"We did 10 pounds last time, right?" he asked. Ray nodded. Mike carefully placed the weights in the older man's hands and counted under his breath. "Good, good," Mike told him. "Fantastic."
His next client was a man with a shaved head and a peace sign tattooed on one muscled arm. Mike strapped on weightlifting gloves and worked out alongside him. A 38-year-old owner of a legal services company, Darnell Self sweated at the pull-up bar. "Keep pushing!" Mike told him. "Two more. Good money, man, good money!"
They did one-arm rolls, Darnell lifting 50 pounds, Mike 65. The room grew hot, the mirror fogged. Mike loaded weights onto barbells. Darnell looked doubtful. "That 90's not for me," he said. "I mean, one day I think I'll be there . . ."

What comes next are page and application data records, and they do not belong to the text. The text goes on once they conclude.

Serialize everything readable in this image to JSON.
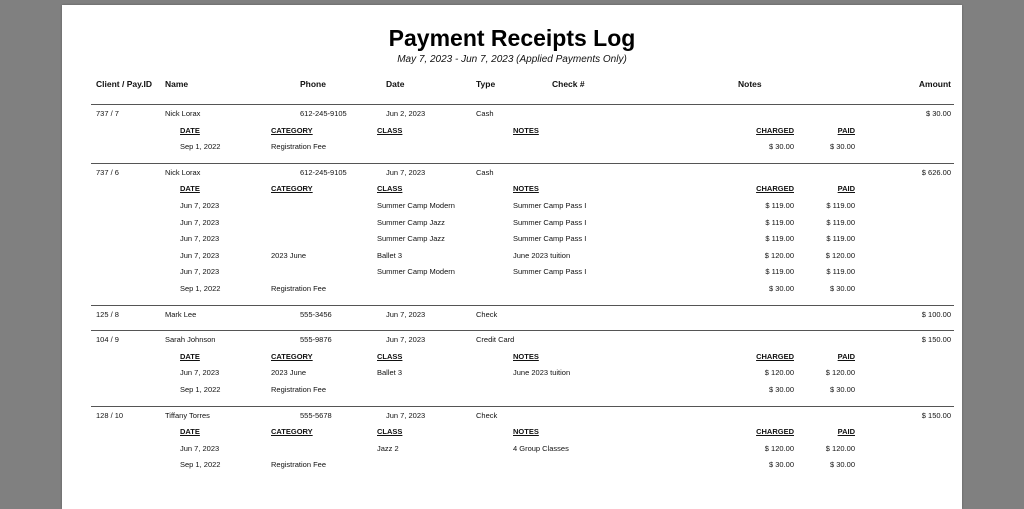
{
  "report": {
    "title": "Payment Receipts Log",
    "subtitle": "May 7, 2023 - Jun 7, 2023 (Applied Payments Only)"
  },
  "columns": {
    "client": "Client / Pay.ID",
    "name": "Name",
    "phone": "Phone",
    "date": "Date",
    "type": "Type",
    "check": "Check #",
    "notes": "Notes",
    "amount": "Amount"
  },
  "sub_columns": {
    "date": "DATE",
    "category": "CATEGORY",
    "class": "CLASS",
    "notes": "NOTES",
    "charged": "CHARGED",
    "paid": "PAID"
  },
  "payments": [
    {
      "client": "737 / 7",
      "name": "Nick Lorax",
      "phone": "612-245-9105",
      "date": "Jun 2, 2023",
      "type": "Cash",
      "amount": "$ 30.00",
      "details": [
        {
          "date": "Sep 1, 2022",
          "category": "Registration Fee",
          "class": "",
          "notes": "",
          "charged": "$ 30.00",
          "paid": "$ 30.00"
        }
      ]
    },
    {
      "client": "737 / 6",
      "name": "Nick Lorax",
      "phone": "612-245-9105",
      "date": "Jun 7, 2023",
      "type": "Cash",
      "amount": "$ 626.00",
      "details": [
        {
          "date": "Jun 7, 2023",
          "category": "",
          "class": "Summer Camp Modern",
          "notes": "Summer Camp Pass I",
          "charged": "$ 119.00",
          "paid": "$ 119.00"
        },
        {
          "date": "Jun 7, 2023",
          "category": "",
          "class": "Summer Camp Jazz",
          "notes": "Summer Camp Pass I",
          "charged": "$ 119.00",
          "paid": "$ 119.00"
        },
        {
          "date": "Jun 7, 2023",
          "category": "",
          "class": "Summer Camp Jazz",
          "notes": "Summer Camp Pass I",
          "charged": "$ 119.00",
          "paid": "$ 119.00"
        },
        {
          "date": "Jun 7, 2023",
          "category": "2023 June",
          "class": "Ballet 3",
          "notes": "June 2023 tuition",
          "charged": "$ 120.00",
          "paid": "$ 120.00"
        },
        {
          "date": "Jun 7, 2023",
          "category": "",
          "class": "Summer Camp Modern",
          "notes": "Summer Camp Pass I",
          "charged": "$ 119.00",
          "paid": "$ 119.00"
        },
        {
          "date": "Sep 1, 2022",
          "category": "Registration Fee",
          "class": "",
          "notes": "",
          "charged": "$ 30.00",
          "paid": "$ 30.00"
        }
      ]
    },
    {
      "client": "125 / 8",
      "name": "Mark Lee",
      "phone": "555-3456",
      "date": "Jun 7, 2023",
      "type": "Check",
      "amount": "$ 100.00",
      "details": []
    },
    {
      "client": "104 / 9",
      "name": "Sarah Johnson",
      "phone": "555-9876",
      "date": "Jun 7, 2023",
      "type": "Credit Card",
      "amount": "$ 150.00",
      "details": [
        {
          "date": "Jun 7, 2023",
          "category": "2023 June",
          "class": "Ballet 3",
          "notes": "June 2023 tuition",
          "charged": "$ 120.00",
          "paid": "$ 120.00"
        },
        {
          "date": "Sep 1, 2022",
          "category": "Registration Fee",
          "class": "",
          "notes": "",
          "charged": "$ 30.00",
          "paid": "$ 30.00"
        }
      ]
    },
    {
      "client": "128 / 10",
      "name": "Tiffany Torres",
      "phone": "555-5678",
      "date": "Jun 7, 2023",
      "type": "Check",
      "amount": "$ 150.00",
      "details": [
        {
          "date": "Jun 7, 2023",
          "category": "",
          "class": "Jazz 2",
          "notes": "4 Group Classes",
          "charged": "$ 120.00",
          "paid": "$ 120.00"
        },
        {
          "date": "Sep 1, 2022",
          "category": "Registration Fee",
          "class": "",
          "notes": "",
          "charged": "$ 30.00",
          "paid": "$ 30.00"
        }
      ]
    }
  ]
}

"My bad," Mike told him, switching the weights. "I normally work out with 120."
Darnell picked up the barbells, grimacing. "Do it till it burns," Mike told him.
"It's already burning."
"That's how you do it. You're going to have forearms like Popeye."
Darnell groaned and dropped the weights. He stood panting.
"Last set," Mike told him.
Finally, Darnell laid the weights down. He tried to clasp Mike's hand, but he was too weak. "I was like a girl, man," he said, laughing. "I couldn't even really give you five."
Outside, the sun had risen. Mike stepped onto the brick walkway. Years ago, before the big houses came up, he and his brother used to drive out here with a carload of friends after the movies. It was all woods then, and they went joyriding and chased one another through the trees screaming about Jason, the hockey-masked killer from "Friday the 13th."
Now he stood still, gazing into the trees. There was no escaping the past, nor any way to separate the crooked pathways of his own personal history from whatever lay ahead. It was 7:36 a.m. The next wave of clients would be there soon. Mike turned and walked back into the gym.
Vanessa M. Gezari is a writer who lives in Washington. She will be fielding questions and comments about this article Monday at noon.